Though much of the structure has fallen into the Atlantic over the past millennium, it’s thought that local folklore has helped to preserve what remained, Locals believe that Dunbeg and places like it are the home of the dead, who frequently return, particularly at night, So to interfere with the remains is to court disaster, not mention, downright disrespectful,
In front of the stone wall lay four ditches, all of which could be defended. If the attackers reached the wall, they found themselves in a ditch several meters below ground level. Most of the wall is eight to eleven feet thick, though at the entrance it reaches twenty two feet in thickness.
Within the walls there were several drystone huts or clocháns, for living quarters. Though round on the outside, the interior was square. Sharing the same behave structure as others nearby on the Dingle Peninsula, these differed in that the roofs were open and likely thatched. Refuse from the occupants is basically nonexistent, because they had no need for pits, with the ocean nearby.
Storm Eleanor in 2017 wreaked further havoc on the site, forcing its closure once more, and leaving in doubt whether it can ever be safely reopened. In the latest storm, more of the structure fell into the sea and the stone doorway collapsed.
The danger of a promontory fort of course, is if the attackers breach the inner wall, there’s usually no place to run, with the sea on the three sides of you. The builders of Dunbeg solved this problem with an underground passage which emptied out beyond the outer walls, and was hidden from view.

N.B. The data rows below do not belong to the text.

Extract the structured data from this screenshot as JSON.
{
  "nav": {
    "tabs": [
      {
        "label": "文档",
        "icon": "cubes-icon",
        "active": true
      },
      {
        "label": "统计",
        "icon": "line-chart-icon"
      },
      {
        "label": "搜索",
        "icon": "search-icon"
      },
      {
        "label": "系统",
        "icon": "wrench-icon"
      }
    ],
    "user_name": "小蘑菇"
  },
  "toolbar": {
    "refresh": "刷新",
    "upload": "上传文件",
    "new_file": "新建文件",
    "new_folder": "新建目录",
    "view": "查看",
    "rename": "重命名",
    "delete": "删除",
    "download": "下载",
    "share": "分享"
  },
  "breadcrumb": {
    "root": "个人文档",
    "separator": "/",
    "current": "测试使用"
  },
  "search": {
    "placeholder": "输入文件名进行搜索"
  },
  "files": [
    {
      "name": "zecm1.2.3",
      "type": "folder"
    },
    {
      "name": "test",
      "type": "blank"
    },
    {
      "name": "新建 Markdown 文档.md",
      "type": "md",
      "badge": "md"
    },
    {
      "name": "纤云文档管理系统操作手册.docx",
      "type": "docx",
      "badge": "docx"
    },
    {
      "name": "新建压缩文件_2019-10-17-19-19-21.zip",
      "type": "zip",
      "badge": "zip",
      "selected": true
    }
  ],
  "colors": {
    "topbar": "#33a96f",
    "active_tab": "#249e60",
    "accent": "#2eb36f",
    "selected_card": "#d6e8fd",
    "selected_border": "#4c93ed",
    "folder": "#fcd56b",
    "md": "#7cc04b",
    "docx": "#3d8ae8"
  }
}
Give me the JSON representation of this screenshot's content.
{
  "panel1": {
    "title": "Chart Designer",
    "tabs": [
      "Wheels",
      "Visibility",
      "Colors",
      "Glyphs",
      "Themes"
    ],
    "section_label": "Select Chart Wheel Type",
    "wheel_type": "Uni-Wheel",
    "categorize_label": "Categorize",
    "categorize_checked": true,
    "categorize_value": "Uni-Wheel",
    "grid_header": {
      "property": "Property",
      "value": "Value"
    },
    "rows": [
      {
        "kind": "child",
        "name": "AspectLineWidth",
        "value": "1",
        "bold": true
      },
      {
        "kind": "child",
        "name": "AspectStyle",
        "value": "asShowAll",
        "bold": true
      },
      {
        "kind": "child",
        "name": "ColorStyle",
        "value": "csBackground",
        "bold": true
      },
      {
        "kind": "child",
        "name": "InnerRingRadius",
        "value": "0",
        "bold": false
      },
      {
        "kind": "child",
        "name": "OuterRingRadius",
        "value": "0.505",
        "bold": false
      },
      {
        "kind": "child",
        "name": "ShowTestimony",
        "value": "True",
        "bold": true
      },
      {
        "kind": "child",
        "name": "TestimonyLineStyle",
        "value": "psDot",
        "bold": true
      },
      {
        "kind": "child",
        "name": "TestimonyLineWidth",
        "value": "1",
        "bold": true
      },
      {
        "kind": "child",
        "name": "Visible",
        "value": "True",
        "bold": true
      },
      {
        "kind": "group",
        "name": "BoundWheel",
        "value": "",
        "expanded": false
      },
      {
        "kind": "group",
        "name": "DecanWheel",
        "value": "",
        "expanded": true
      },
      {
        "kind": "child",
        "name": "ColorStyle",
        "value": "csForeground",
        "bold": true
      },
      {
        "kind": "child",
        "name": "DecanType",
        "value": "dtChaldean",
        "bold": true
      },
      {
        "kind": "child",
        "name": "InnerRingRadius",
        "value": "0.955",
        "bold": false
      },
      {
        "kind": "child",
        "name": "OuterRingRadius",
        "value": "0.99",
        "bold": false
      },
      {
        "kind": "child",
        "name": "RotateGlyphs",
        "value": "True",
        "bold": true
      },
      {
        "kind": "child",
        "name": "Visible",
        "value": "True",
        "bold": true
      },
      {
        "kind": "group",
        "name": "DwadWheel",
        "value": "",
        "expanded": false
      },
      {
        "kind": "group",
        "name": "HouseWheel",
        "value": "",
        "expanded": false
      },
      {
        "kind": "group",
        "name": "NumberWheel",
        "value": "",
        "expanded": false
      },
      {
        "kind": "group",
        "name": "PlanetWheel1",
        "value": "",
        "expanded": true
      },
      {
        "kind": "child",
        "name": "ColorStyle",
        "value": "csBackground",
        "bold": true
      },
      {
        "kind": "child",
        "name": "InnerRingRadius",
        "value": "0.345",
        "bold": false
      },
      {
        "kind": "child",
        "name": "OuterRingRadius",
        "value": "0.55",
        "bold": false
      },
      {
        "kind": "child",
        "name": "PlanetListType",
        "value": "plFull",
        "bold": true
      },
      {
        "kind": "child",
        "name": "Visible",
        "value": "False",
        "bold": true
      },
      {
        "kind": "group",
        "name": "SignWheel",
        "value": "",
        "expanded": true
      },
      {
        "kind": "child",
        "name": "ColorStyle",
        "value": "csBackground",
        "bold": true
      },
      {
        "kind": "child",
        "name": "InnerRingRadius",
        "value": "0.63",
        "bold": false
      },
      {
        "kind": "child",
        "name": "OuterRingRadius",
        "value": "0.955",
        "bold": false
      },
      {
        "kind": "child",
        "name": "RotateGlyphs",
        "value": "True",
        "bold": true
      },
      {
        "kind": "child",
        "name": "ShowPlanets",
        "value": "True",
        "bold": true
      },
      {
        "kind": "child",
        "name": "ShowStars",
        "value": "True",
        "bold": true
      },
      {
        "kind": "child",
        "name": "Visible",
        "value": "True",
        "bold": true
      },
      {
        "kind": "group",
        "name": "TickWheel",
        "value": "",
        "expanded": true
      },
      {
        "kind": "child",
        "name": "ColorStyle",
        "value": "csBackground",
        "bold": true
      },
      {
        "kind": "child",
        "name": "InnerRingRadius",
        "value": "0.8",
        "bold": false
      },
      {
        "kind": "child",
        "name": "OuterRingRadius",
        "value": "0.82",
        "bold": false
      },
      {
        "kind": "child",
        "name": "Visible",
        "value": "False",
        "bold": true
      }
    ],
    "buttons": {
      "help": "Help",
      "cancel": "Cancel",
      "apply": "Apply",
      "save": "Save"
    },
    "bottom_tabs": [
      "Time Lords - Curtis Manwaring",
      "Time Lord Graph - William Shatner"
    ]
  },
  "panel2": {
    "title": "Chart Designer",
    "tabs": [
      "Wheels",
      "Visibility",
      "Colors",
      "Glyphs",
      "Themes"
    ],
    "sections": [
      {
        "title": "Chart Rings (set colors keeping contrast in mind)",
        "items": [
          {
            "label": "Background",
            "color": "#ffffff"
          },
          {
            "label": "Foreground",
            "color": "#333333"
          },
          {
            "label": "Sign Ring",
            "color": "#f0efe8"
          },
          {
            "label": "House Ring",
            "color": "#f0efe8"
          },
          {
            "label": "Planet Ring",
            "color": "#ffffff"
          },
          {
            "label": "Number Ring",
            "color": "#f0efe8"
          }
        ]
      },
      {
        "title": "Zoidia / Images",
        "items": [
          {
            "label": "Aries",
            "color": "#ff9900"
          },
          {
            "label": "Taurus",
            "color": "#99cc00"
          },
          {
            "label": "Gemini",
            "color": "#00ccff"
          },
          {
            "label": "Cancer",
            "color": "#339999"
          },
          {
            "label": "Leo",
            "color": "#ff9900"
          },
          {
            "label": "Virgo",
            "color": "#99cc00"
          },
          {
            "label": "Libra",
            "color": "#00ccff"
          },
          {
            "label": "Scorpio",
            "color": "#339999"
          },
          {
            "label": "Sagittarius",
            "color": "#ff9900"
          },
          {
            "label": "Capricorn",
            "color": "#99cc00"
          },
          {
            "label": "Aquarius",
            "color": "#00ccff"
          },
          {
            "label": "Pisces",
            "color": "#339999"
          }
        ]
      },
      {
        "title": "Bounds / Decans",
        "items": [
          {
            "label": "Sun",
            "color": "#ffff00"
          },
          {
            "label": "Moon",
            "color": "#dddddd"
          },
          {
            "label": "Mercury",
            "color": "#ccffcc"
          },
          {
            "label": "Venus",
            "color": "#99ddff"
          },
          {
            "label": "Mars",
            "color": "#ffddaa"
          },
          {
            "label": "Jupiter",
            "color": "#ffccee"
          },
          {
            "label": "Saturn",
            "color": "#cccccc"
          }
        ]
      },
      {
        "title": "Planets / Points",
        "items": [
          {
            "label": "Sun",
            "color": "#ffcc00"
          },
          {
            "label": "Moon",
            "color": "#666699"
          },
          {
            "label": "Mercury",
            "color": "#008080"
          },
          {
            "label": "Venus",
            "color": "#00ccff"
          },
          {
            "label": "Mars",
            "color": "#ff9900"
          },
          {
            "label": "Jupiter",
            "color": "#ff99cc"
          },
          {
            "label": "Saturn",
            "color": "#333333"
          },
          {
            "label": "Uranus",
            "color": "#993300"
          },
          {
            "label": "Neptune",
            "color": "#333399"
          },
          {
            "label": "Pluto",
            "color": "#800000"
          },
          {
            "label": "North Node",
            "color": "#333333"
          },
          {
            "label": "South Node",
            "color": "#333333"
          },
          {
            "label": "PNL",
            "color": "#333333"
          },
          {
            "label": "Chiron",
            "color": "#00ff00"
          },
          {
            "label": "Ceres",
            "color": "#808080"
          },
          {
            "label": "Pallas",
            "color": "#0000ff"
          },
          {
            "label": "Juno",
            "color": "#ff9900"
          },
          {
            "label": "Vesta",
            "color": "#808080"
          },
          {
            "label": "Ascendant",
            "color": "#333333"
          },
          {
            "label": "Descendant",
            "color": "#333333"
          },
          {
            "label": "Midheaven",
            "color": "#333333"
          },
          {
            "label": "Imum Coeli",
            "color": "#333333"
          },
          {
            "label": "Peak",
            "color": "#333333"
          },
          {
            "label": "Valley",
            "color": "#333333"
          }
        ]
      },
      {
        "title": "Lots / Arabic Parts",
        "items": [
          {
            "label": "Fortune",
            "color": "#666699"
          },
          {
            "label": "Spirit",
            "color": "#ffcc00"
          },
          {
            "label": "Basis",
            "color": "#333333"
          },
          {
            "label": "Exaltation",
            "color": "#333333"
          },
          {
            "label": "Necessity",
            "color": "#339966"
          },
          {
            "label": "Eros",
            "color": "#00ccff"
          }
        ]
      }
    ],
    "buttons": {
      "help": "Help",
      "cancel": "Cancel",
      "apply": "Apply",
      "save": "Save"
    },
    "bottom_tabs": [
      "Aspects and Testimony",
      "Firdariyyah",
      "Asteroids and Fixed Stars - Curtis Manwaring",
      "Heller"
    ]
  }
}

Dunbeg means “little fort,” believed to be named that as the big fort lay further out on the peninsula, now lost due to a farmer who didn’t believe the folklore.